Jan Zelezny’s (Czech) World Record has stood for 24 years since he threw 98.48 metres but 27-year-old Vetter’s effort on his third attempt came close, landing 72 centimetres shy of the Czech’s mark.
Zelezny, 54-year-old, was a World and Olympic Champion and is widely considered to be the greatest javelin thrower of the modern era, he also has the second, third and fourth best performances of all time.
Our very own Yego began to hone his technique by studying the likes of former world and Olympic champion Andreas Thorkildsen and 2007 world champion Tero Pitkamaki on YouTube.
Unlike so many popular Kenyan athletes, Yego was never an endurance runner. The 31-year-old megastar in 2014 revealed that after being lapped during a primary school 10,000m race aged 13 he wisely sought an alternative discipline, and the rest is history.
Yego, who also learnt about javelin from his older brother (Henry Kiprono), soon defeated his sibling to win his first school title, and at secondary school, he continued to develop.
Yego revealed in June that he was concerned by the dearth in talent in his discipline.
‘Mr YouTube’ told Xinhua that the biggest challenge field event athletes face in Africa is lack of government support.
Yego, however, said that there is light at the end of the tunnel as results at continental level have been promising.
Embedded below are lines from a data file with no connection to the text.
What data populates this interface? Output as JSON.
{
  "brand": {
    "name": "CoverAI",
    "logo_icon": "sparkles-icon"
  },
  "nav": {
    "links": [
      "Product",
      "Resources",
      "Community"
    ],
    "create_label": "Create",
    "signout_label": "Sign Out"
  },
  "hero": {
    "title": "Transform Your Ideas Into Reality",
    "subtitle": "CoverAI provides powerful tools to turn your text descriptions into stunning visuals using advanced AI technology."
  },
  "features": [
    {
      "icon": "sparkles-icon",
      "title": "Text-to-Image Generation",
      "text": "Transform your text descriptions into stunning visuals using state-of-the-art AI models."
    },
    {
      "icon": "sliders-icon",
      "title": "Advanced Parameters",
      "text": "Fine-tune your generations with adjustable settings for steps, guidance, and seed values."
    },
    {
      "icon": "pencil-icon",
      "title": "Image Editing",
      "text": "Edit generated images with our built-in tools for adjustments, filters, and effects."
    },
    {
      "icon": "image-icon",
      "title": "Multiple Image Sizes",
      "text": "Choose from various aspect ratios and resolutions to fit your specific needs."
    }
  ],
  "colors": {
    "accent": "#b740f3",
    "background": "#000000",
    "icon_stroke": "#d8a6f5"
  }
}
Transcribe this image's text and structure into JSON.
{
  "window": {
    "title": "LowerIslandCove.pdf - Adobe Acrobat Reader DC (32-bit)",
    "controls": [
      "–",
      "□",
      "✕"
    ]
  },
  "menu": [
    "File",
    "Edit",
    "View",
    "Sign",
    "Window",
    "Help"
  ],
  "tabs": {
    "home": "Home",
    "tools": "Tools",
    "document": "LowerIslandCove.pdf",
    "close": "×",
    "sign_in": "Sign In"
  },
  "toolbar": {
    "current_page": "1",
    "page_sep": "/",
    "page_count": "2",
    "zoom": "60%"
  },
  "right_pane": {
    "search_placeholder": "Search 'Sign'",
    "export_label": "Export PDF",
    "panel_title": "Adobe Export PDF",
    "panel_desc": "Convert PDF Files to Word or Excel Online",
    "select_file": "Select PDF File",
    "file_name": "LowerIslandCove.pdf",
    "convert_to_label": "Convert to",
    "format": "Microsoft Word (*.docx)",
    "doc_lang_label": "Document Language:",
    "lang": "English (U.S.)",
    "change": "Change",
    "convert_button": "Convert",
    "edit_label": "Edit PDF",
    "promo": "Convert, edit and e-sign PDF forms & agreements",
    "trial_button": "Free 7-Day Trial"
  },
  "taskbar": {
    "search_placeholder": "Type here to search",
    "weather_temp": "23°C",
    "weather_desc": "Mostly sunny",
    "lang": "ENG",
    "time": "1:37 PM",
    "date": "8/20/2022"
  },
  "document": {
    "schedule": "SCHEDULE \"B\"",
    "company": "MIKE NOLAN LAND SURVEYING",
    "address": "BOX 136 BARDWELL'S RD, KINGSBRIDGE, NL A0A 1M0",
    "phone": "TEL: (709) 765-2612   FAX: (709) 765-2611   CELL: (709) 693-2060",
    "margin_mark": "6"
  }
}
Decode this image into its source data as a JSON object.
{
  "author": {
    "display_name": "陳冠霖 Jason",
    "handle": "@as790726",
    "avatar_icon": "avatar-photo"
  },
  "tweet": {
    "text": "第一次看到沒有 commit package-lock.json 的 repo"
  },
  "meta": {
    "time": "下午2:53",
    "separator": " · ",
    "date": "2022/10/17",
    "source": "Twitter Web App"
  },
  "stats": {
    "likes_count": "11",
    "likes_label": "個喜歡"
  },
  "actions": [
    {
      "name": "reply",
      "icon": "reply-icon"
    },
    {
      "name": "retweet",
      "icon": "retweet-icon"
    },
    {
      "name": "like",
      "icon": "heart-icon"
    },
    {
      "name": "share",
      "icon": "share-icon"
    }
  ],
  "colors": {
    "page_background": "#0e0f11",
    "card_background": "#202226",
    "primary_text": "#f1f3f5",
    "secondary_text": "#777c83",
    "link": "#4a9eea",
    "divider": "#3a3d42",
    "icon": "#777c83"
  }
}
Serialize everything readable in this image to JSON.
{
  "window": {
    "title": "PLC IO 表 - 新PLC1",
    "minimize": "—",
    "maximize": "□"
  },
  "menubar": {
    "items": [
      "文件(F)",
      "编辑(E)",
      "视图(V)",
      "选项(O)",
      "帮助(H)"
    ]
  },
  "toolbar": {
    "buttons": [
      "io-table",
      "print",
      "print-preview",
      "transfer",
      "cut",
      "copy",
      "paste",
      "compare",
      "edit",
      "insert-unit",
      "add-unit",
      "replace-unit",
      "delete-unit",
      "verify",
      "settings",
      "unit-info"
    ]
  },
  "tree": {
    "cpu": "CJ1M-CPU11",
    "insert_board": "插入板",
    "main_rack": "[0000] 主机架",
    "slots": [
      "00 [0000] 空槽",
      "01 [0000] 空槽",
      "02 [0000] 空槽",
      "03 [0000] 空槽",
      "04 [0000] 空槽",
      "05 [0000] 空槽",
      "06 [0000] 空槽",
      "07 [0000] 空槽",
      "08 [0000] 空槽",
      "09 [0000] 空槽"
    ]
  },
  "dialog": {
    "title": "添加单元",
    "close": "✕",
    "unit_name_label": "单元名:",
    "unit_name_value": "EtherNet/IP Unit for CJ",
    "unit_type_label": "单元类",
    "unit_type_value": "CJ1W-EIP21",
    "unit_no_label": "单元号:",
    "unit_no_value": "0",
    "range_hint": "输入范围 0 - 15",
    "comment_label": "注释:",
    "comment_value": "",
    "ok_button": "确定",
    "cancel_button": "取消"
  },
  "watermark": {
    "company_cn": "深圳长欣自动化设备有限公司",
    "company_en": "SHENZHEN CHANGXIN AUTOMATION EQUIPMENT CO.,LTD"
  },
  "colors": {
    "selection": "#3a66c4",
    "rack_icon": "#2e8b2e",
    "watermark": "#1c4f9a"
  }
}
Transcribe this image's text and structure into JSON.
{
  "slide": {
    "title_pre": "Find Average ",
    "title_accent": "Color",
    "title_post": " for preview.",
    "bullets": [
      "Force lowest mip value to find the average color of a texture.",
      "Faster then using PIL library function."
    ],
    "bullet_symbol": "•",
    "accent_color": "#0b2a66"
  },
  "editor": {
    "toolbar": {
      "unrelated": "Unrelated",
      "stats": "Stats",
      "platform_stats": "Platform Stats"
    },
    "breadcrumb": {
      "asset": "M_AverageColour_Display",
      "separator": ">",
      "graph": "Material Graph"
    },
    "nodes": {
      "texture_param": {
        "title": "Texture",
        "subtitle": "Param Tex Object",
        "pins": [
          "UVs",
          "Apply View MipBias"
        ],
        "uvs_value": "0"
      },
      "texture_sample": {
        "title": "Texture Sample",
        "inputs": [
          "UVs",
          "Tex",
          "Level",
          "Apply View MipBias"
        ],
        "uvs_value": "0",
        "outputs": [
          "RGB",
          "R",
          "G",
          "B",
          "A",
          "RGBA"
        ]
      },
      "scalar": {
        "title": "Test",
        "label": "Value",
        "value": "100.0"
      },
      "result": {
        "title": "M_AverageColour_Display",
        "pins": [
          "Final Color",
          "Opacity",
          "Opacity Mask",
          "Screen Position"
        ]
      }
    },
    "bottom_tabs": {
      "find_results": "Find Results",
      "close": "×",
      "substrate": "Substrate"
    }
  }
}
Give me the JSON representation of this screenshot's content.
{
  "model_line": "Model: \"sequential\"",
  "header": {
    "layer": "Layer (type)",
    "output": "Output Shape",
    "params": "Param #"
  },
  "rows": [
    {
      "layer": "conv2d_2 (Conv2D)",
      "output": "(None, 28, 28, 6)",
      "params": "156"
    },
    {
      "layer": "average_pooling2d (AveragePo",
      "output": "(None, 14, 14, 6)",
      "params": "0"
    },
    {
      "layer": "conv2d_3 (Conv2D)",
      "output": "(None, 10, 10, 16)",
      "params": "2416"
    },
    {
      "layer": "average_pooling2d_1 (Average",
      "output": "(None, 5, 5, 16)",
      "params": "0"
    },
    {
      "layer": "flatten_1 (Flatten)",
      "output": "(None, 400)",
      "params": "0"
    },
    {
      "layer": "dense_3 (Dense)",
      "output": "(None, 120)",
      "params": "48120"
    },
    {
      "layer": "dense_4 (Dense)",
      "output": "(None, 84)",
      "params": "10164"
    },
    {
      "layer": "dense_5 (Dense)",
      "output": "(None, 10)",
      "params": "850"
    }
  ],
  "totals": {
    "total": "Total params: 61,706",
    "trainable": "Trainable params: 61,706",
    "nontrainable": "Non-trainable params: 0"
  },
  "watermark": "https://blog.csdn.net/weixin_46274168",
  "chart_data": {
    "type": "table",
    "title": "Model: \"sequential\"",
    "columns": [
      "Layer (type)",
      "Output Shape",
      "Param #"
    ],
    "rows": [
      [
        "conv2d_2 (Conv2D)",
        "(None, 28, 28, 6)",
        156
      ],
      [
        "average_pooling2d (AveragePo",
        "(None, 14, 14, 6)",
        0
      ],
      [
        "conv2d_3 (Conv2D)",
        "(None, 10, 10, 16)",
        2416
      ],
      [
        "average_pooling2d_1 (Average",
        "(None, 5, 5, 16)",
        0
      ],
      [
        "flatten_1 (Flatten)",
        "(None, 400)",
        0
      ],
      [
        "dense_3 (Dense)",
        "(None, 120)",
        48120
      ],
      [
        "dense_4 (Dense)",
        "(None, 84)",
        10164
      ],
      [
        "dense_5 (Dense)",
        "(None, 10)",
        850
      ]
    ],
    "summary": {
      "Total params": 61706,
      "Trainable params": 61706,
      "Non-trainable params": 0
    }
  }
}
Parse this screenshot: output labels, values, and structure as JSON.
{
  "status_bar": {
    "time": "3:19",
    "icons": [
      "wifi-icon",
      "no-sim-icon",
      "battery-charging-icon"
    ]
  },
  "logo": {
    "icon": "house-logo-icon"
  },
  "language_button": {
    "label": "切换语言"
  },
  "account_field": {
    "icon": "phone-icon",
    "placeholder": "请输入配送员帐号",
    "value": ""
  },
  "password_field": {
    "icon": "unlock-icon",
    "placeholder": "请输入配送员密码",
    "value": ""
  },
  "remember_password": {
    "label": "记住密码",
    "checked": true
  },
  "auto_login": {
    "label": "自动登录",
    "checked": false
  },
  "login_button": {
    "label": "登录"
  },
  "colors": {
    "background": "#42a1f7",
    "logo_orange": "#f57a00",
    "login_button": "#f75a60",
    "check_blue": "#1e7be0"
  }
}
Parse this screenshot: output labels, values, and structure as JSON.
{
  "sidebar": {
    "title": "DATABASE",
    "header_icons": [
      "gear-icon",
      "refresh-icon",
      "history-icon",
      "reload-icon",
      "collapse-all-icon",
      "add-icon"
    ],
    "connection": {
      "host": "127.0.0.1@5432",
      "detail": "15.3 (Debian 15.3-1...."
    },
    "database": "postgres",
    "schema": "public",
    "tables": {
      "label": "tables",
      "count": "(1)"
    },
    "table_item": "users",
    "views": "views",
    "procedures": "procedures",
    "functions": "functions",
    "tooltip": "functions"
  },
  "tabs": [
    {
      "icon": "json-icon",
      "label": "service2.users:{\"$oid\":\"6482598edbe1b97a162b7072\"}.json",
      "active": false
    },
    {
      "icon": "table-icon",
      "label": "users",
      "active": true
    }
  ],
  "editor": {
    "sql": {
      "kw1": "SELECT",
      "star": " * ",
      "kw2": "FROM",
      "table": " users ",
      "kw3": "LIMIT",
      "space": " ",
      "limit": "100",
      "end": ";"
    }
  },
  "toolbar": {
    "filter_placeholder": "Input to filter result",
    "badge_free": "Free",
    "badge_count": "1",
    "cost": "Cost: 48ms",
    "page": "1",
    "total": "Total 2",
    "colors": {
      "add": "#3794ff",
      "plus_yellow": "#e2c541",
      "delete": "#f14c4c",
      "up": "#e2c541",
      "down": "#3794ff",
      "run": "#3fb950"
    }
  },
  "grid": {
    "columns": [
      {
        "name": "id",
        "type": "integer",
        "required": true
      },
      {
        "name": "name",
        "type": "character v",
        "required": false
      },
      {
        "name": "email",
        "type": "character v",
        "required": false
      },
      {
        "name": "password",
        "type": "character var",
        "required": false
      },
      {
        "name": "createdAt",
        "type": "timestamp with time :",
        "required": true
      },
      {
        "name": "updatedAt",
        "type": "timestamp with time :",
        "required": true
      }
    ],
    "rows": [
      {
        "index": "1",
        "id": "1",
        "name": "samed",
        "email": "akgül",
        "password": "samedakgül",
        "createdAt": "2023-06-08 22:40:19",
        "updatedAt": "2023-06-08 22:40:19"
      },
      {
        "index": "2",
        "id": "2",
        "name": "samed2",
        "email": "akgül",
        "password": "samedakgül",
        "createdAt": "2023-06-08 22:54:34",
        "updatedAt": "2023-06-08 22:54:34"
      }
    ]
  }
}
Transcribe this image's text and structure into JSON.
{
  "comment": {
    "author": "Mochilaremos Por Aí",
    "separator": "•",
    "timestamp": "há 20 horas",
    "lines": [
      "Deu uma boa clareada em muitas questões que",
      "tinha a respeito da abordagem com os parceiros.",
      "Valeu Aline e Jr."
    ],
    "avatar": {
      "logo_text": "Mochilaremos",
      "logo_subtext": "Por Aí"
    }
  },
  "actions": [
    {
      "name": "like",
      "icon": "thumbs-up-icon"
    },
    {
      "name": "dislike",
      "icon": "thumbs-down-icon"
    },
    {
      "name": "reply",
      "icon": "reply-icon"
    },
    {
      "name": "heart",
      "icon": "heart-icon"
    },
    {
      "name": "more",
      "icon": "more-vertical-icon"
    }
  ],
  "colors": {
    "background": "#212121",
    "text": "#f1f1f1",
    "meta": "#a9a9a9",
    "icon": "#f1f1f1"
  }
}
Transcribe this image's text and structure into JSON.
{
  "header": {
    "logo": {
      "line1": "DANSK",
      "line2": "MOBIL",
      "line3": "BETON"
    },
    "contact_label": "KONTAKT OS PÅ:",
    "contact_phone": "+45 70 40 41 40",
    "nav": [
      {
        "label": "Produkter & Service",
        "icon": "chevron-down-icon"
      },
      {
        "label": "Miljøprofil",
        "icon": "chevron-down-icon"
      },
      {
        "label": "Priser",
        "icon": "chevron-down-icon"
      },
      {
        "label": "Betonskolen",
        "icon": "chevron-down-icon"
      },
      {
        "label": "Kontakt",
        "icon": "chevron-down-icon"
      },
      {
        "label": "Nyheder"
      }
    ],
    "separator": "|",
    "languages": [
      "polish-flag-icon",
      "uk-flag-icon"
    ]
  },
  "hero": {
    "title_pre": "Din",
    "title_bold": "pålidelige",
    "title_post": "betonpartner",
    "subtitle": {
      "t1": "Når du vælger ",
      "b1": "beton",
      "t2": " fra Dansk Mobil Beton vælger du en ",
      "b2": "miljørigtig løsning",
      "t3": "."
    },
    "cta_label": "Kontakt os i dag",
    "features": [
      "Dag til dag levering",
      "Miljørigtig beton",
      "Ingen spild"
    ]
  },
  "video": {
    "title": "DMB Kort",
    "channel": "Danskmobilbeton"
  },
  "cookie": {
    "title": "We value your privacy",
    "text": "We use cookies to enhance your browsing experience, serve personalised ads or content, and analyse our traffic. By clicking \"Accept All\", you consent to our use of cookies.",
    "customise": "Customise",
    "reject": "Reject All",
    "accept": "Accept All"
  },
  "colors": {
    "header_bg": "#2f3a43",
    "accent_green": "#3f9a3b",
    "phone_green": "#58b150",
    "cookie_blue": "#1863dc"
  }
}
He stated the youth should be comfortable taking up the javelin and focus on qualifying for the Olympics or World Championships.
Yego, who has recovered from persistent groin and ankle injuries over the last four years, said he would do everything possible to win gold at the Tokyo Games next year, which he revealed would be his final Olympics.
Yego is the African record and Commonwealth record holder with a personal best of 92.72 metres.
He won the javelin title at the All-Africa Games in 2011 and the African Championships in 2012 and 2014.
The celebrated Kenyan son won silver at the 2016 Summer Olympics in Rio de Janeiro.